“My sister was at all times pro-Russian,” he says. “She lived in Vladivostok for years, working at a fish manufacturing unit. When the Russians got here right here, she was actively serving to them: telling them the names of individuals who labored for the [Ukrainian] authorities, serving to them establish individuals who would possibly make hassle,” he provides.
Zeleny says he has not seen his sister since the Russians left, and he doesn’t know the place she is now.
He was not the solely monitoring individuals’s loyalties.
Igor Popov, a 30-year-old gross sales supervisor, waves a Ukrainian flag he had hidden for the previous eight months. That was an particularly harmful act in his residence constructing.

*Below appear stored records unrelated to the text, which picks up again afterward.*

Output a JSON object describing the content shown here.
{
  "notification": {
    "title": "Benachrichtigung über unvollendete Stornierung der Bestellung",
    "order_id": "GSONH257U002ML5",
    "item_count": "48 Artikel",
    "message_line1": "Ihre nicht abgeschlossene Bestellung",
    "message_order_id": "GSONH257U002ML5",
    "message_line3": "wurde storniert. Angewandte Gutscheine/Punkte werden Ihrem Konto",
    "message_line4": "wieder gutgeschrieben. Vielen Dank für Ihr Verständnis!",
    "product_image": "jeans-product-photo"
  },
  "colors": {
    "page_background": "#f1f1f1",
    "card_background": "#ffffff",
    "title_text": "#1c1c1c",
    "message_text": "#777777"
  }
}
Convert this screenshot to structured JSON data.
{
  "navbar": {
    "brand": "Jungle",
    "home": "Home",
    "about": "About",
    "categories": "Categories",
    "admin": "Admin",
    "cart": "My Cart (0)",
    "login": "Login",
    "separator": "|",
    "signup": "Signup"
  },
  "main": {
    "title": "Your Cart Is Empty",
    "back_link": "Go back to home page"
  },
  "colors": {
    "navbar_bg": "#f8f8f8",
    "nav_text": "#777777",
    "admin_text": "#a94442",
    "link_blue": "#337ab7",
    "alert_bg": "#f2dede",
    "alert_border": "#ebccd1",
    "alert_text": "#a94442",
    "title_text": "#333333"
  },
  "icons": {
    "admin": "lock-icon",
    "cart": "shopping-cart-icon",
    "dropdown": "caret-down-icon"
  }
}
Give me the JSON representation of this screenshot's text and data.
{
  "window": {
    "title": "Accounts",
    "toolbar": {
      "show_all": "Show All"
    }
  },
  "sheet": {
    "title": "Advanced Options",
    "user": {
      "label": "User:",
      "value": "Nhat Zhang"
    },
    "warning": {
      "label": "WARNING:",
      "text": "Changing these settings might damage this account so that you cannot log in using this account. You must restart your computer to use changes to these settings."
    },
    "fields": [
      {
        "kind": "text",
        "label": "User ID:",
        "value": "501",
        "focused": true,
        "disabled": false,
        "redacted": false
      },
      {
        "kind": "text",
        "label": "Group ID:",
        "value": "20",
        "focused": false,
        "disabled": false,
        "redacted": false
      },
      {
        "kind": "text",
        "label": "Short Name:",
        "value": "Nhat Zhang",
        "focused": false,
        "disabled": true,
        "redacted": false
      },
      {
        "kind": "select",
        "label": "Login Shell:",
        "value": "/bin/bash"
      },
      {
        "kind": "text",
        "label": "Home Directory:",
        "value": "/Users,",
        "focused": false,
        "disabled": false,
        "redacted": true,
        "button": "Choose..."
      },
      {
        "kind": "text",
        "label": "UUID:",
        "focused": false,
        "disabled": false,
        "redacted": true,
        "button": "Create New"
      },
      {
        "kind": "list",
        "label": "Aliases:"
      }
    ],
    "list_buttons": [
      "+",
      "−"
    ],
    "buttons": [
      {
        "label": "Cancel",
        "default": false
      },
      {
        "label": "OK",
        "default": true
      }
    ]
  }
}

‘My solely want, of course, was for liberation’
“We fought the traitors as finest as we might,” he says, describing his half in a Telegram group that tracked collaborators. “A lady who lived on my flooring labored for the Russians, of their administration. She had the Russian flag hanging in her dwelling. I’ve already informed the [Ukrainian] police about her,” Popov says.
He believes that the lady, and these like her, will likely be handled lawfully.
“She will likely be tried,” he says. “We are a hospitable nation, we’re not barbarians like them.”
That can all come later. For now, what’s essential is that Kherson is free, Popov says.
“I had my birthday throughout the occupation, my thirtieth yr,” Popov says. “My solely want, of course, was liberation. And our guys made it come true.”